HOW TO COMPLETE THIS TASK:
Return the records below exactly; pictures stay out.

RECORDS FOR THIS EXERCISE:
######
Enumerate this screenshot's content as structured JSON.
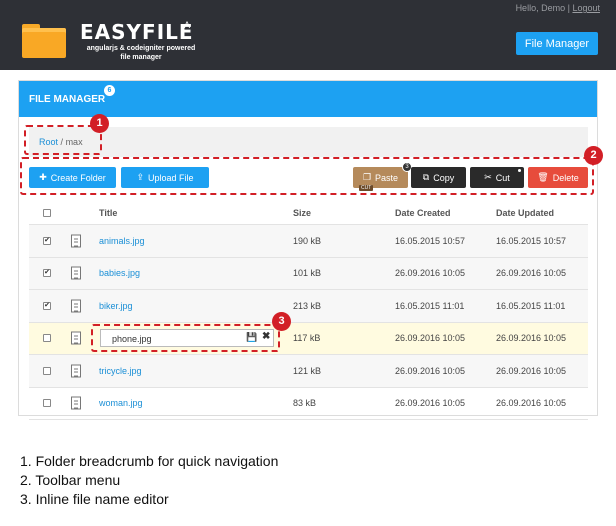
{
  "header": {
    "greeting": "Hello, Demo",
    "separator": "|",
    "logout_label": "Logout",
    "brand_name": "EASYFILE",
    "brand_badge": "A",
    "brand_tagline_1": "angularjs & codeigniter powered",
    "brand_tagline_2": "file manager",
    "file_manager_button": "File Manager"
  },
  "panel": {
    "title": "FILE MANAGER",
    "count_badge": "6"
  },
  "breadcrumb": {
    "root": "Root",
    "separator": "/",
    "current": "max"
  },
  "toolbar": {
    "create_folder": "Create Folder",
    "upload_file": "Upload File",
    "paste": "Paste",
    "paste_count": "3",
    "paste_tag": "CUT",
    "copy": "Copy",
    "cut": "Cut",
    "delete": "Delete"
  },
  "table": {
    "headers": {
      "title": "Title",
      "size": "Size",
      "created": "Date Created",
      "updated": "Date Updated"
    },
    "rows": [
      {
        "title": "animals.jpg",
        "size": "190 kB",
        "created": "16.05.2015 10:57",
        "updated": "16.05.2015 10:57",
        "checked": true
      },
      {
        "title": "babies.jpg",
        "size": "101 kB",
        "created": "26.09.2016 10:05",
        "updated": "26.09.2016 10:05",
        "checked": true
      },
      {
        "title": "biker.jpg",
        "size": "213 kB",
        "created": "16.05.2015 11:01",
        "updated": "16.05.2015 11:01",
        "checked": true
      },
      {
        "title": "phone.jpg",
        "size": "117 kB",
        "created": "26.09.2016 10:05",
        "updated": "26.09.2016 10:05",
        "checked": false,
        "editing": true
      },
      {
        "title": "tricycle.jpg",
        "size": "121 kB",
        "created": "26.09.2016 10:05",
        "updated": "26.09.2016 10:05",
        "checked": false
      },
      {
        "title": "woman.jpg",
        "size": "83 kB",
        "created": "26.09.2016 10:05",
        "updated": "26.09.2016 10:05",
        "checked": false
      }
    ]
  },
  "callouts": {
    "markers": [
      "1",
      "2",
      "3"
    ],
    "legend": [
      "1. Folder breadcrumb for quick navigation",
      "2. Toolbar menu",
      "3. Inline file name editor"
    ]
  },
  "colors": {
    "header_bg": "#2e3036",
    "accent": "#1da1f2",
    "callout": "#d21f26",
    "paste": "#b58a5b",
    "delete": "#e74c3c"
  },
  "icons": [
    "folder-icon",
    "plus-icon",
    "upload-icon",
    "paste-icon",
    "copy-icon",
    "scissors-icon",
    "trash-icon",
    "document-icon",
    "save-icon",
    "close-icon"
  ]
}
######
WORKED SOLUTION:
Enumerate this screenshot's content as structured JSON.
{
  "header": {
    "greeting": "Hello, Demo",
    "separator": "|",
    "logout_label": "Logout",
    "brand_name": "EASYFILE",
    "brand_badge": "A",
    "brand_tagline_1": "angularjs & codeigniter powered",
    "brand_tagline_2": "file manager",
    "file_manager_button": "File Manager"
  },
  "panel": {
    "title": "FILE MANAGER",
    "count_badge": "6"
  },
  "breadcrumb": {
    "root": "Root",
    "separator": "/",
    "current": "max"
  },
  "toolbar": {
    "create_folder": "Create Folder",
    "upload_file": "Upload File",
    "paste": "Paste",
    "paste_count": "3",
    "paste_tag": "CUT",
    "copy": "Copy",
    "cut": "Cut",
    "delete": "Delete"
  },
  "table": {
    "headers": {
      "title": "Title",
      "size": "Size",
      "created": "Date Created",
      "updated": "Date Updated"
    },
    "rows": [
      {
        "title": "animals.jpg",
        "size": "190 kB",
        "created": "16.05.2015 10:57",
        "updated": "16.05.2015 10:57",
        "checked": true
      },
      {
        "title": "babies.jpg",
        "size": "101 kB",
        "created": "26.09.2016 10:05",
        "updated": "26.09.2016 10:05",
        "checked": true
      },
      {
        "title": "biker.jpg",
        "size": "213 kB",
        "created": "16.05.2015 11:01",
        "updated": "16.05.2015 11:01",
        "checked": true
      },
      {
        "title": "phone.jpg",
        "size": "117 kB",
        "created": "26.09.2016 10:05",
        "updated": "26.09.2016 10:05",
        "checked": false,
        "editing": true
      },
      {
        "title": "tricycle.jpg",
        "size": "121 kB",
        "created": "26.09.2016 10:05",
        "updated": "26.09.2016 10:05",
        "checked": false
      },
      {
        "title": "woman.jpg",
        "size": "83 kB",
        "created": "26.09.2016 10:05",
        "updated": "26.09.2016 10:05",
        "checked": false
      }
    ]
  },
  "callouts": {
    "markers": [
      "1",
      "2",
      "3"
    ],
    "legend": [
      "1. Folder breadcrumb for quick navigation",
      "2. Toolbar menu",
      "3. Inline file name editor"
    ]
  },
  "colors": {
    "header_bg": "#2e3036",
    "accent": "#1da1f2",
    "callout": "#d21f26",
    "paste": "#b58a5b",
    "delete": "#e74c3c"
  },
  "icons": [
    "folder-icon",
    "plus-icon",
    "upload-icon",
    "paste-icon",
    "copy-icon",
    "scissors-icon",
    "trash-icon",
    "document-icon",
    "save-icon",
    "close-icon"
  ]
}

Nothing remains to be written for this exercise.